**What is needed**
Which lines of the listing below contain the word "data"? Return them.
** Extracted entries follows **
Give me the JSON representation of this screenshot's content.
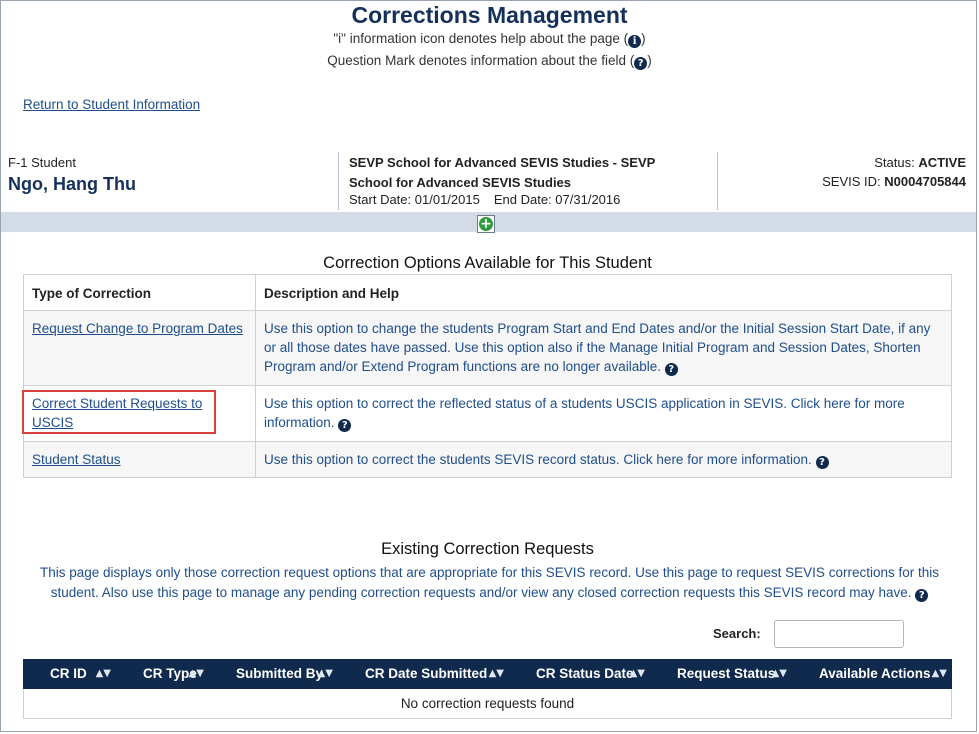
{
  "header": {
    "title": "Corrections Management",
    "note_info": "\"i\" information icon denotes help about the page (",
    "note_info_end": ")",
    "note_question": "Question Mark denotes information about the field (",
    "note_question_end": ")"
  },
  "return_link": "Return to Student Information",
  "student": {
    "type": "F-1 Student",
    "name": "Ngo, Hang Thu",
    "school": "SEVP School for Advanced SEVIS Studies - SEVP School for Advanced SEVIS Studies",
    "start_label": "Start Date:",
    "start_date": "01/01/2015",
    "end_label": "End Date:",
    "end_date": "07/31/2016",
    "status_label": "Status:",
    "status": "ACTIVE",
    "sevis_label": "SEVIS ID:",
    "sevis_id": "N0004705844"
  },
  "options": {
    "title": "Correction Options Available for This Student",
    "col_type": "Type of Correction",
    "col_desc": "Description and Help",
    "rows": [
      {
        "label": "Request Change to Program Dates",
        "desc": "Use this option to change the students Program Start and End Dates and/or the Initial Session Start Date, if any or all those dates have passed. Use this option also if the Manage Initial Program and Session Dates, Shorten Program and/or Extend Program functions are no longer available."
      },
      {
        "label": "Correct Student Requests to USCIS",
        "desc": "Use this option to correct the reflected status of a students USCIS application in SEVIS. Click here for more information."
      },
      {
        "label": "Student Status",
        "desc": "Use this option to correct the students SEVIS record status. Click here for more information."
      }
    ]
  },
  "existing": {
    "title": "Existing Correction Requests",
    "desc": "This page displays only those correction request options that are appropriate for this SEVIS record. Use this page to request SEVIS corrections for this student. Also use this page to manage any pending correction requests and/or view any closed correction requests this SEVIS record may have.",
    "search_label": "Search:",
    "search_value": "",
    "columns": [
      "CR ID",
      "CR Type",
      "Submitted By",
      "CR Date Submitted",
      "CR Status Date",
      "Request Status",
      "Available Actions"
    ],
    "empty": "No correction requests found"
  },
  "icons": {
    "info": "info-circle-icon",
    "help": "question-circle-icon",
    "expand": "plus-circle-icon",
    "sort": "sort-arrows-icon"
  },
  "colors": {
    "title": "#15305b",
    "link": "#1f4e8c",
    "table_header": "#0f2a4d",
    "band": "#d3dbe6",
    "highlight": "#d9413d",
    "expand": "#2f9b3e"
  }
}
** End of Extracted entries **
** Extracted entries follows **
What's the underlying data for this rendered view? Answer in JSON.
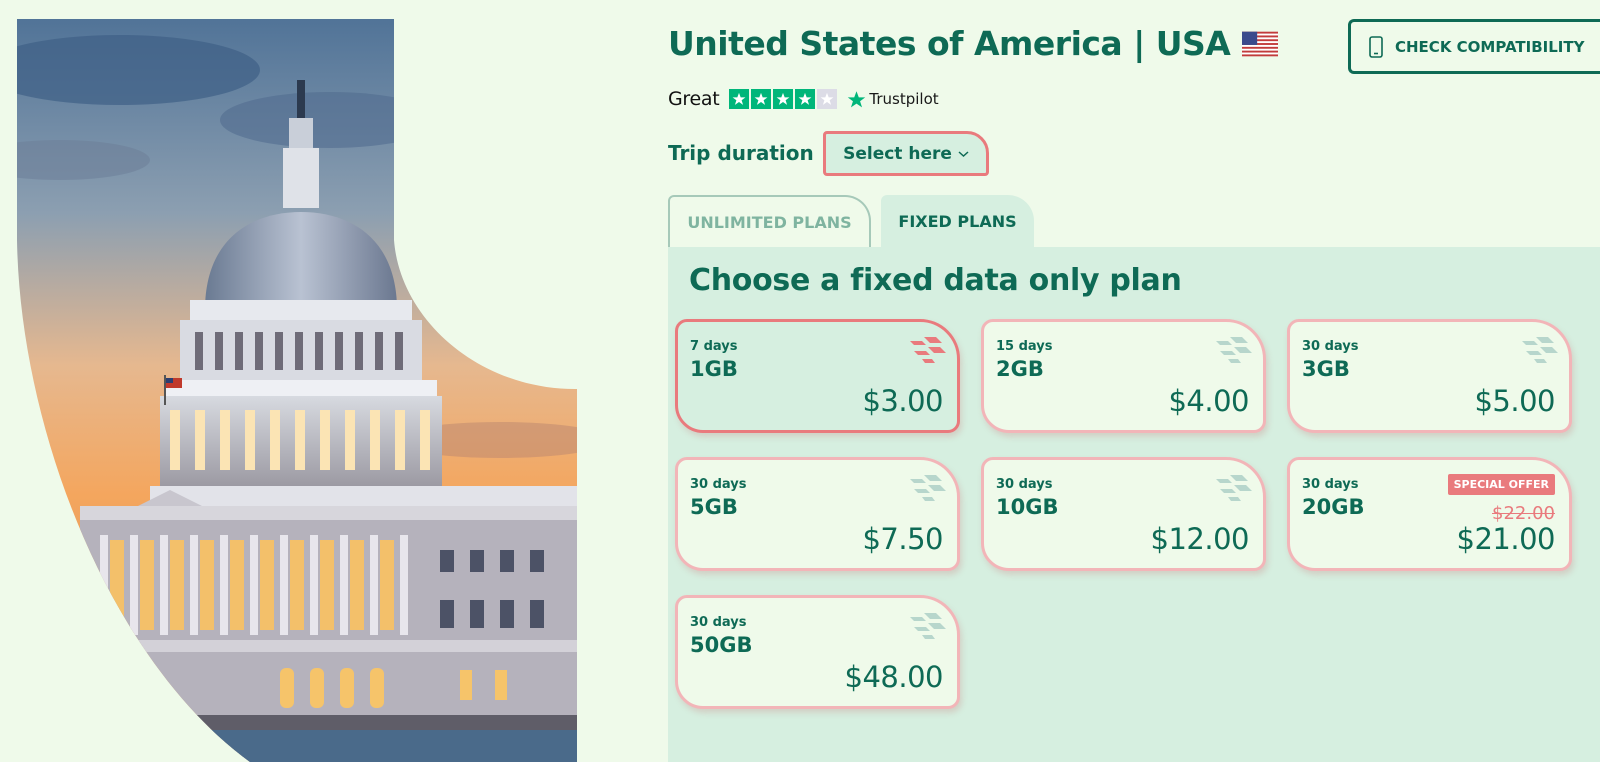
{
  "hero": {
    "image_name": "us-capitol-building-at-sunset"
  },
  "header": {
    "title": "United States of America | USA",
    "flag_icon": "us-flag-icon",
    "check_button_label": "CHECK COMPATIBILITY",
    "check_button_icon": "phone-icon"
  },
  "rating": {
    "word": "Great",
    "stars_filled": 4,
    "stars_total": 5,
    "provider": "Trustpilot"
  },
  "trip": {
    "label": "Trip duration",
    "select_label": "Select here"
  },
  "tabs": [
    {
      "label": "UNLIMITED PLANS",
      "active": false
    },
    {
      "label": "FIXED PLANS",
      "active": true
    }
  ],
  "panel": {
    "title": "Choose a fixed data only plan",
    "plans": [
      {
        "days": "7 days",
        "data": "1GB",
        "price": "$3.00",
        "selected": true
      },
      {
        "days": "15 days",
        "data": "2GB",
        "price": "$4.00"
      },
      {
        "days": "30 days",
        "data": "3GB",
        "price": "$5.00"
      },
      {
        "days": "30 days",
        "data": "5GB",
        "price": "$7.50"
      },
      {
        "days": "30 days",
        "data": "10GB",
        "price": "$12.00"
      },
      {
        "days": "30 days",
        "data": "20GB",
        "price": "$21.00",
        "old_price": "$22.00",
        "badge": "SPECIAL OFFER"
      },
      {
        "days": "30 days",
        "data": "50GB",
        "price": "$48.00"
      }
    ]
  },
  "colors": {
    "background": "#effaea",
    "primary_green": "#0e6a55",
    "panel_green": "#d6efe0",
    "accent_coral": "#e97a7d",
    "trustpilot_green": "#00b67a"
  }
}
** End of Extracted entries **
**Finished exercise**
What's the underlying data for this rendered view? Answer in JSON.
    "title": "Choose a fixed data only plan",
        "data": "1GB",
        "data": "2GB",
        "data": "3GB",
        "data": "5GB",
        "data": "10GB",
        "data": "20GB",
        "data": "50GB",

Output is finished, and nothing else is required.